WHAT TO DO: Return all records exactly. Nothing may be added.

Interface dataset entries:
□ □ □

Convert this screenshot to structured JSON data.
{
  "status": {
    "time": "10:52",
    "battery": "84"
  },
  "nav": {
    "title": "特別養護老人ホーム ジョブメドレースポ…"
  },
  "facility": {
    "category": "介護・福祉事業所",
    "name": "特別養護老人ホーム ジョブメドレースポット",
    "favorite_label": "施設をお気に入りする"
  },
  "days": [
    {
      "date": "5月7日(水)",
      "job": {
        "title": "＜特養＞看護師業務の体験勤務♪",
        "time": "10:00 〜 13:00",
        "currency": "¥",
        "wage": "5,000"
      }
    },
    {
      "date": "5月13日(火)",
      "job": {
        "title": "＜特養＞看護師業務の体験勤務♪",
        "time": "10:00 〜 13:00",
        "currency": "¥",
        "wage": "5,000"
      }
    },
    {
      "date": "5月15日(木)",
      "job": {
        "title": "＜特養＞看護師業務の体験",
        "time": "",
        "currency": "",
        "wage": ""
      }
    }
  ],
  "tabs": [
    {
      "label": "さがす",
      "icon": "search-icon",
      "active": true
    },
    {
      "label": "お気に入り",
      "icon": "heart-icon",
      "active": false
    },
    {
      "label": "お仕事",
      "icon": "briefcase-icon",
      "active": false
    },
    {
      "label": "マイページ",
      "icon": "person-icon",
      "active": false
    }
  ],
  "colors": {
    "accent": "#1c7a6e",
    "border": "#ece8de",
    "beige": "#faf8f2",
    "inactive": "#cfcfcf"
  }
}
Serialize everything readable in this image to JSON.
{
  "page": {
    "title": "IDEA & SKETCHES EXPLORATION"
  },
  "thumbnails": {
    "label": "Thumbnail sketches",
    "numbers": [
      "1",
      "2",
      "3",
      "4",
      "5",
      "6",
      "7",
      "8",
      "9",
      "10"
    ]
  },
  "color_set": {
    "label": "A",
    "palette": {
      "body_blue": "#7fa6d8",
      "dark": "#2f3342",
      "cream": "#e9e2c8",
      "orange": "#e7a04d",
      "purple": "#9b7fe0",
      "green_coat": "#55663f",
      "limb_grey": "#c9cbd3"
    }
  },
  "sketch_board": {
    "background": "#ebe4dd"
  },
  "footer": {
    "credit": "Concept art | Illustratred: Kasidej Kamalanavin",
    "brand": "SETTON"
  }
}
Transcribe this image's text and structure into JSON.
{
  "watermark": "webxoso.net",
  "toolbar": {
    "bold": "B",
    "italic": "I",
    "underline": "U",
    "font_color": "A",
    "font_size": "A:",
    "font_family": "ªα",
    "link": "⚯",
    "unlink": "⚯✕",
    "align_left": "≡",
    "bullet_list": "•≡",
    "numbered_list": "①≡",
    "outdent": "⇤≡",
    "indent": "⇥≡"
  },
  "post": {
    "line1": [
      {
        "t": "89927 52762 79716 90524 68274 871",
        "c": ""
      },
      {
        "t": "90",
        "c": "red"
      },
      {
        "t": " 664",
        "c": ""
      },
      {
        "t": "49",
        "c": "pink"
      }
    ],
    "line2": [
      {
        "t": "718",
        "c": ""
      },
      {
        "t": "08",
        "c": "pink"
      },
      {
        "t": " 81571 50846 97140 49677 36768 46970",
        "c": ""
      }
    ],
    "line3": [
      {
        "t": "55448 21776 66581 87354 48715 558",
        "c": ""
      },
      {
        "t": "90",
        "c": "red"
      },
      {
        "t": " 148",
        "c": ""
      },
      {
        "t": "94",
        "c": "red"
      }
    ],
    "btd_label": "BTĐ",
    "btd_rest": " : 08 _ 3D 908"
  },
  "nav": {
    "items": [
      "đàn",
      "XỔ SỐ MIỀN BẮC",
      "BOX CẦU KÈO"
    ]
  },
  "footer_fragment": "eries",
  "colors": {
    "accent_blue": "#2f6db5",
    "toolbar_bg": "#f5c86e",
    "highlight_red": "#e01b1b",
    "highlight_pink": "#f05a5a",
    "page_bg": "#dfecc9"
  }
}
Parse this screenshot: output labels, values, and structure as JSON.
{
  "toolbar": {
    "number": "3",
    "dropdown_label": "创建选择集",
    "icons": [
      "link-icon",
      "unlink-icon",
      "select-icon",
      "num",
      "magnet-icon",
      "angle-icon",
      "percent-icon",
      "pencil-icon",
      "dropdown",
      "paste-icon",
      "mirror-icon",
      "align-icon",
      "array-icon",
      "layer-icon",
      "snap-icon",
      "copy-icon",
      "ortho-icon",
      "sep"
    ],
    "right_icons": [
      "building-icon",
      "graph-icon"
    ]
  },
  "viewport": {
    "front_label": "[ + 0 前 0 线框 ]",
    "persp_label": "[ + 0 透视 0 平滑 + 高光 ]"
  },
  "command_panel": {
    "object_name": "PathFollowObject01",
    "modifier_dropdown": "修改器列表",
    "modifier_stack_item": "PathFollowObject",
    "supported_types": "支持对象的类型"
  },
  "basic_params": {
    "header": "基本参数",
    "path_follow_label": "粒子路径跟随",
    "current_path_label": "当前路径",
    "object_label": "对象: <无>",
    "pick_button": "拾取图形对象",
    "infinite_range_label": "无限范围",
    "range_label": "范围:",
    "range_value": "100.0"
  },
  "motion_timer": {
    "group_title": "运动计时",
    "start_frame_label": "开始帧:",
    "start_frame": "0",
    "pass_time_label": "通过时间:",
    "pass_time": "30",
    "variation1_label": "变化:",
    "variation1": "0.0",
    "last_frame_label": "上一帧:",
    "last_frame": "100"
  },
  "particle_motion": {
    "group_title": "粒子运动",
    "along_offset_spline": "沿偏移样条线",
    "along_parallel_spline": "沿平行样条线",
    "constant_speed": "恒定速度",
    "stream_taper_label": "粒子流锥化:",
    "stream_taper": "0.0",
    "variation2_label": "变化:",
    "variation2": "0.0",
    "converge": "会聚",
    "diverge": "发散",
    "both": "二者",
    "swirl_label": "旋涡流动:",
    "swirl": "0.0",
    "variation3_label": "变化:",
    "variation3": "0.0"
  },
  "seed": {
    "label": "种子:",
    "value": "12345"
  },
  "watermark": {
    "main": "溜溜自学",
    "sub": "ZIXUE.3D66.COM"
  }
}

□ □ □

RESULT:
Convert this screenshot to structured JSON data.
{
  "status": {
    "time": "10:52",
    "battery": "84"
  },
  "nav": {
    "title": "特別養護老人ホーム ジョブメドレースポ…"
  },
  "facility": {
    "category": "介護・福祉事業所",
    "name": "特別養護老人ホーム ジョブメドレースポット",
    "favorite_label": "施設をお気に入りする"
  },
  "days": [
    {
      "date": "5月7日(水)",
      "job": {
        "title": "＜特養＞看護師業務の体験勤務♪",
        "time": "10:00 〜 13:00",
        "currency": "¥",
        "wage": "5,000"
      }
    },
    {
      "date": "5月13日(火)",
      "job": {
        "title": "＜特養＞看護師業務の体験勤務♪",
        "time": "10:00 〜 13:00",
        "currency": "¥",
        "wage": "5,000"
      }
    },
    {
      "date": "5月15日(木)",
      "job": {
        "title": "＜特養＞看護師業務の体験",
        "time": "",
        "currency": "",
        "wage": ""
      }
    }
  ],
  "tabs": [
    {
      "label": "さがす",
      "icon": "search-icon",
      "active": true
    },
    {
      "label": "お気に入り",
      "icon": "heart-icon",
      "active": false
    },
    {
      "label": "お仕事",
      "icon": "briefcase-icon",
      "active": false
    },
    {
      "label": "マイページ",
      "icon": "person-icon",
      "active": false
    }
  ],
  "colors": {
    "accent": "#1c7a6e",
    "border": "#ece8de",
    "beige": "#faf8f2",
    "inactive": "#cfcfcf"
  }
}
Serialize everything readable in this image to JSON.
{
  "page": {
    "title": "IDEA & SKETCHES EXPLORATION"
  },
  "thumbnails": {
    "label": "Thumbnail sketches",
    "numbers": [
      "1",
      "2",
      "3",
      "4",
      "5",
      "6",
      "7",
      "8",
      "9",
      "10"
    ]
  },
  "color_set": {
    "label": "A",
    "palette": {
      "body_blue": "#7fa6d8",
      "dark": "#2f3342",
      "cream": "#e9e2c8",
      "orange": "#e7a04d",
      "purple": "#9b7fe0",
      "green_coat": "#55663f",
      "limb_grey": "#c9cbd3"
    }
  },
  "sketch_board": {
    "background": "#ebe4dd"
  },
  "footer": {
    "credit": "Concept art | Illustratred: Kasidej Kamalanavin",
    "brand": "SETTON"
  }
}
Transcribe this image's text and structure into JSON.
{
  "watermark": "webxoso.net",
  "toolbar": {
    "bold": "B",
    "italic": "I",
    "underline": "U",
    "font_color": "A",
    "font_size": "A:",
    "font_family": "ªα",
    "link": "⚯",
    "unlink": "⚯✕",
    "align_left": "≡",
    "bullet_list": "•≡",
    "numbered_list": "①≡",
    "outdent": "⇤≡",
    "indent": "⇥≡"
  },
  "post": {
    "line1": [
      {
        "t": "89927 52762 79716 90524 68274 871",
        "c": ""
      },
      {
        "t": "90",
        "c": "red"
      },
      {
        "t": " 664",
        "c": ""
      },
      {
        "t": "49",
        "c": "pink"
      }
    ],
    "line2": [
      {
        "t": "718",
        "c": ""
      },
      {
        "t": "08",
        "c": "pink"
      },
      {
        "t": " 81571 50846 97140 49677 36768 46970",
        "c": ""
      }
    ],
    "line3": [
      {
        "t": "55448 21776 66581 87354 48715 558",
        "c": ""
      },
      {
        "t": "90",
        "c": "red"
      },
      {
        "t": " 148",
        "c": ""
      },
      {
        "t": "94",
        "c": "red"
      }
    ],
    "btd_label": "BTĐ",
    "btd_rest": " : 08 _ 3D 908"
  },
  "nav": {
    "items": [
      "đàn",
      "XỔ SỐ MIỀN BẮC",
      "BOX CẦU KÈO"
    ]
  },
  "footer_fragment": "eries",
  "colors": {
    "accent_blue": "#2f6db5",
    "toolbar_bg": "#f5c86e",
    "highlight_red": "#e01b1b",
    "highlight_pink": "#f05a5a",
    "page_bg": "#dfecc9"
  }
}
Parse this screenshot: output labels, values, and structure as JSON.
{
  "toolbar": {
    "number": "3",
    "dropdown_label": "创建选择集",
    "icons": [
      "link-icon",
      "unlink-icon",
      "select-icon",
      "num",
      "magnet-icon",
      "angle-icon",
      "percent-icon",
      "pencil-icon",
      "dropdown",
      "paste-icon",
      "mirror-icon",
      "align-icon",
      "array-icon",
      "layer-icon",
      "snap-icon",
      "copy-icon",
      "ortho-icon",
      "sep"
    ],
    "right_icons": [
      "building-icon",
      "graph-icon"
    ]
  },
  "viewport": {
    "front_label": "[ + 0 前 0 线框 ]",
    "persp_label": "[ + 0 透视 0 平滑 + 高光 ]"
  },
  "command_panel": {
    "object_name": "PathFollowObject01",
    "modifier_dropdown": "修改器列表",
    "modifier_stack_item": "PathFollowObject",
    "supported_types": "支持对象的类型"
  },
  "basic_params": {
    "header": "基本参数",
    "path_follow_label": "粒子路径跟随",
    "current_path_label": "当前路径",
    "object_label": "对象: <无>",
    "pick_button": "拾取图形对象",
    "infinite_range_label": "无限范围",
    "range_label": "范围:",
    "range_value": "100.0"
  },
  "motion_timer": {
    "group_title": "运动计时",
    "start_frame_label": "开始帧:",
    "start_frame": "0",
    "pass_time_label": "通过时间:",
    "pass_time": "30",
    "variation1_label": "变化:",
    "variation1": "0.0",
    "last_frame_label": "上一帧:",
    "last_frame": "100"
  },
  "particle_motion": {
    "group_title": "粒子运动",
    "along_offset_spline": "沿偏移样条线",
    "along_parallel_spline": "沿平行样条线",
    "constant_speed": "恒定速度",
    "stream_taper_label": "粒子流锥化:",
    "stream_taper": "0.0",
    "variation2_label": "变化:",
    "variation2": "0.0",
    "converge": "会聚",
    "diverge": "发散",
    "both": "二者",
    "swirl_label": "旋涡流动:",
    "swirl": "0.0",
    "variation3_label": "变化:",
    "variation3": "0.0"
  },
  "seed": {
    "label": "种子:",
    "value": "12345"
  },
  "watermark": {
    "main": "溜溜自学",
    "sub": "ZIXUE.3D66.COM"
  }
}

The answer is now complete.